As a cyborg--part human, part technology-- sixteen-year-old Cinder is the lowest of the low and an embarrassment to her stepmother. Being cyborg does have its benefits, though: Cinder’s brain interface gives her the ability to tell when people are lying to her, and to access to a netlink with news, and manuals that help her be the best mechanic in New Beijing. Being the best mechanic comes in handy when the Prince needs his android repaired and this is how Cinder and Prince Kai meet. This story's contains elements familiar to the fairy tale: evil stepmother, prince, a small foot, and a ball; but the resemblance ends there and takes the story a million miles beyond the original tale. The story has one small flaw, but it is barely noticeable in this can't-wait-to-see-what-happens-next retelling.
This was a book club book. It wouldn't have been on my radar otherwise. That's what I love about my book club, I often get to read good books I would otherwise miss. Which makes me think of how many other great books there are out there that I'll never get the chance to read. Anyways, this book was very good. I definitely recommend it. It takes place in Denmark and Lithuania so I was a bit confused on the geographical aspect, but that's my fault, not the book's. The author crafts an engaging storyline with well defined characters. This book is translated, so I bet it's even better in the original language, read by someone who knows the culture and geography.
This is a teen melodrama romance so there's a bit of navel gazing going on. It seemed to me that the main character tried too hard to be poetic, which was somewhat annoying. But it picks up towards the middle and becomes a more interesting. I plan to read the second in the series. If I were a teenage girl, I would probably give this book a higher rating, so apologies to the author.
I laughed out loud a few times, so there's that. Sagat's dirty, of course, but he also has heart. It took me a little while to get into his mindset, but once I was there I thoroughly enjoyed it. I recommend listening on audio because he reads it, which is great.
That something so important could come out of the holocaust is amazing. I can imagine Dr. Frankl studying and analyzing the psychology of survival in his head while a prisoner, and then finally writing and publishing his greatest achievement. Logotherapy is a sound explanation on the meaning of life. Great book.

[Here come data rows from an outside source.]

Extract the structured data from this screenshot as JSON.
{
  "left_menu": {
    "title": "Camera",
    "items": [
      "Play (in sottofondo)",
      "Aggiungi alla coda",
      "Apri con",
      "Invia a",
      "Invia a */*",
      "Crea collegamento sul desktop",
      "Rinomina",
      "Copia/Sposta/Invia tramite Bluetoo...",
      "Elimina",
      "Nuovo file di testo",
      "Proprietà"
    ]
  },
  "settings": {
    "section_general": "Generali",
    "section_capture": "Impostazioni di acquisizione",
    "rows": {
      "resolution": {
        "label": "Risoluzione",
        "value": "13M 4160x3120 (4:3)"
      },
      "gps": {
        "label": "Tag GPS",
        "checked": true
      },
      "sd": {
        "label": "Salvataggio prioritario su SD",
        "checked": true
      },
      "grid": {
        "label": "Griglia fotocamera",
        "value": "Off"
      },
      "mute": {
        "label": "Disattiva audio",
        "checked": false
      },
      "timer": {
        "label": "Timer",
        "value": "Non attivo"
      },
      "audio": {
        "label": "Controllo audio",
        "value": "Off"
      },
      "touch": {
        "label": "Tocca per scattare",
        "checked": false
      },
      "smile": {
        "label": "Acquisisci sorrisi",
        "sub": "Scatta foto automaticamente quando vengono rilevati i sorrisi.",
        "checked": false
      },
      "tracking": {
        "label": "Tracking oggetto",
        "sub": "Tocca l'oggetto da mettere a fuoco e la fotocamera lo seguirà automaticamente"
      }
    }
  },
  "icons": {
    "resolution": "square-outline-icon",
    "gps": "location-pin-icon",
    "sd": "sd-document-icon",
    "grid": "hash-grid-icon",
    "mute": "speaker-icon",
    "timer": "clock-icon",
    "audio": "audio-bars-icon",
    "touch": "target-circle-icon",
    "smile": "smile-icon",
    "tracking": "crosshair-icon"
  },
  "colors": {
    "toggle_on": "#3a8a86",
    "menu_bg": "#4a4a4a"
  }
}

A kitten delivered to a family after a horrible tragedy helps them heal in ways they never would have imagined. The beginning is very sad and yet Cleo is such a wonderful addition to the family. The middle of the story sagged a bit for me, but then picked up at the end. Reminiscent of a feline Marley & Me.